I think there are 2 separate issues
a. From when do the Christian remains in Thessalonika (The Rotunda) date?
b. How do we define "early Christian" for the purposes of our "connection ?Re the Thessalonikan remains
Wiki is the only source I have found which suggests that conversion of the church was "by" Constantine. Whereas several other sources indicate a later conversion e.g
a. Thessalonika Guide
"converted into a Church during the reign of Theodosius the Great " http://www.travel-thessaloniki.gr/destination_guide#_684225614
b. Journals of Early Christian Studies
- Late 4th/Early 5th http://muse.jhu.edu/login?uri=/journals/journal_of_early_christian_studies/v013/13.4n asrallah.pdf
c. Architecture of Alexandria and Egypt c300BC to AD700
- "converted ... in the 5th Century"http://books.google.co.uk/books?id=KFNCaZEZKYAC&pg=PA351&lpg=PA351&dq=Thessaloniki+Ro tunda+Church+of+Hagios+Georgios&source=bl&ots=7ww3XrtG2s&sig=cGWls9MO425e38BUdEjpBkuk ft0&hl=en&ei=uyd3Su-hAeDKjAexmOSnBg&sa=X&oi=book_res
The other issue is from when the remains inside the original Rotunda date -again the quotations seem to indicate that what remains are Byzantine mosaics from 6th Century. so, on both counts the Christian aspects of the site are post-Nicean.re The Definition of "Early Christianity"
When I suggested the Connection I took the definition from Wiki!! It seemed to have nice factual start and end dates viz Death of Christ c 30 AD/Council of Nicea 325AD. UNESCO on the other hand seems to like using the phrase "Paleo-Christian". Are they interchangeable then?
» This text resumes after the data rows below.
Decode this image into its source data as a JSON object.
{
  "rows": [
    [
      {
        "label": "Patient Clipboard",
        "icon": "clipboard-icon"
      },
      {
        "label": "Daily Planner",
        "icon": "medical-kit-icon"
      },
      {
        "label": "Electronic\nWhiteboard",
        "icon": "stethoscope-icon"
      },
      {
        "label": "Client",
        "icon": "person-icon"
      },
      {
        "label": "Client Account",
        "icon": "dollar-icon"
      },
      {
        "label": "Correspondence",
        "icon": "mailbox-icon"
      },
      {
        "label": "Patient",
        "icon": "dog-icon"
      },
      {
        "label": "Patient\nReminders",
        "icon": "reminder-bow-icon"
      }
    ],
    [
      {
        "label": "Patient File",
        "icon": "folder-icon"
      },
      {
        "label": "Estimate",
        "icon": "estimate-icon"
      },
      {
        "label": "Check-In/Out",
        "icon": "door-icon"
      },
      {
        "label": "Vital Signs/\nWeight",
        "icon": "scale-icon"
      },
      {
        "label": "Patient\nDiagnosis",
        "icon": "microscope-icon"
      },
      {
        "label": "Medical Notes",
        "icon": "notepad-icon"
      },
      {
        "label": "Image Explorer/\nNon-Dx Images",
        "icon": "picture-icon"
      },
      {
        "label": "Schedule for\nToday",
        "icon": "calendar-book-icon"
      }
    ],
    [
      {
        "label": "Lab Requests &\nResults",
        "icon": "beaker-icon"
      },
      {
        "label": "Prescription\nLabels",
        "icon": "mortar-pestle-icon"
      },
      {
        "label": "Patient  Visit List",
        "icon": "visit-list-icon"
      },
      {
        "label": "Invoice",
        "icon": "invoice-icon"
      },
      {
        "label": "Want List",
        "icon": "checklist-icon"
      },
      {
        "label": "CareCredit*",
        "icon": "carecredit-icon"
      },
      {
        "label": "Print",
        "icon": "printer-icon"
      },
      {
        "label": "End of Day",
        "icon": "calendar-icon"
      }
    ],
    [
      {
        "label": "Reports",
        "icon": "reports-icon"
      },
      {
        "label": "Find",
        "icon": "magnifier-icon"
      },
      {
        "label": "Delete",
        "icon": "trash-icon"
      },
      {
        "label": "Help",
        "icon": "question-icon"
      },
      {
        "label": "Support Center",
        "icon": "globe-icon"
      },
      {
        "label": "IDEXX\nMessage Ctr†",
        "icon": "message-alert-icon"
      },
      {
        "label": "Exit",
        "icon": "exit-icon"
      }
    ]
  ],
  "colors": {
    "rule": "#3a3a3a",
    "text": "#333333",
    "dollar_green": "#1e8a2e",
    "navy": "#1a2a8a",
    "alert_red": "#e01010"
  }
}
Definitions of PaleoChristian which i have found include
etc just say "related to early Christianity" which isn't much help!
- "Early Christian art , also called Paleo-Christian art or primitive Christian art (is) architecture, painting, and sculpture from the beginnings of Christianity until about the early 6th century, particularly the art of Italy and the western Mediterranean. (Early Christian art in the eastern part of the Roman Empire is usually considered to be part of Byzantine art.)". Which is somewhat muddling as we already have "Byzantine" as a "connection"!!
I think my preference would be to stick with "Early Christian" as the title and the "Council of Nicea" as the end point - The Tarraco cemetary remains from the 3rd century are still pre Nicean even though they are described in this case as Paleochristian.
An alternative would be to alter the definition to include anything called "paleochristian" by UNESCO - but then we have to "solve" the issue of the "Byzantine overlap" for sites in the East!! And also what do we do with sites whose "era" is not described by UNESCO?